New York comes to study how Milan does it.
Milan has won the European bronze medal as second-best city in the continent (after Vienna) for differentiated waste management.
The result is so successful that New York City’s Department of Sanitation sent a delegation to Milan to hold a series of meetings with city hall and AMSA municipal environmental agency officials for an exchange of best practice ideas.
Mayor Giuseppe Sala is also considering a formula for tying the TARI waste disposal tax to tax-payers’ behaviour, virtuous or otherwise: residents (and shops and offices) continuing to sort and dispose of their waste correctly should see their TARI bill reduced, while those disregarding the rules could see their tax bill raised.
Milan’s rise to by far the best result in Italy and second in Europe has been a recent development. As recently as 2012, the proportion of differentiated waste in the city stood at a mere 32 per cent. A determined effort by the city management, including above all the door-to-door collection of “umido” kitchen waste, has raised that proportion to 54 per cent.

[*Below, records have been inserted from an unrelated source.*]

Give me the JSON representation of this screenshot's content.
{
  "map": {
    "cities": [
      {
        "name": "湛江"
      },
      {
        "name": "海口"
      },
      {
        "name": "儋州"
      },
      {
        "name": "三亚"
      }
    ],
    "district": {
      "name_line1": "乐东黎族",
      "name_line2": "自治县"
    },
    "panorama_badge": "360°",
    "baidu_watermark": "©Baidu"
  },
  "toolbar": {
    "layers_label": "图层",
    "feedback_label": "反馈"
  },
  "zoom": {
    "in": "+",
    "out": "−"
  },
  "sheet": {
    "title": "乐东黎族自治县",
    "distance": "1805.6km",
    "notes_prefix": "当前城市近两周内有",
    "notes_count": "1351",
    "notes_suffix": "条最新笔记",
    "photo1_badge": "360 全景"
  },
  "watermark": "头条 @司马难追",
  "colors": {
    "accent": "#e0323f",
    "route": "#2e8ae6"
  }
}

Now the city’s intention is to reach 65 per cent over the next four years, and to join in a race with New York to arrive at “zero waste” – all rubbish differentiated and recycled – by 2030.
New skips on the street will be fitted with chips for remote warning when they are full and require collecting. Some 15,000 “smart skips” should be deployed around the city by 2018.
A2A, the city holding for energy and controller of AMSA, now operates six new plants for the treatment of glass, paper, plastic and kitchen waste, and plans to invest a further €500 million by the year 2020. At present, says A2A, only 0.1 per cent of undifferentiated waste finishes up in landfills; the remainder is used to provide heating for 20,000 families and electricity for another 130,000.
City hall is now preparing a strategy of intensifying the cleaning of the local street markets of rotting fruit and vegetables and packing cases, and of targeting a campaign on people coming from elsewhere to work in Milan, who are less likely to feel involved with the city’s cleanliness.
Further plans include encouraging households to add the huge amount of packaging, for example for products bought online and delivered to homes, in the paper/cardboard category, and adjust the recycling plants to deal with both types. Over 200 municipal trash trucks will be replaced by more modern vehicles over the next two years.
Working hours for garbage collectors will be upped from 36 to 38 hours per week, to enable cleaning to take place also on Sundays, and even up to 40 hours in periods when the city hosts a particularly high number of tourists. Updated street-washing vehicles, which no longer require residents to move their cars on cleaning days, have also already improved the city’s hygiene.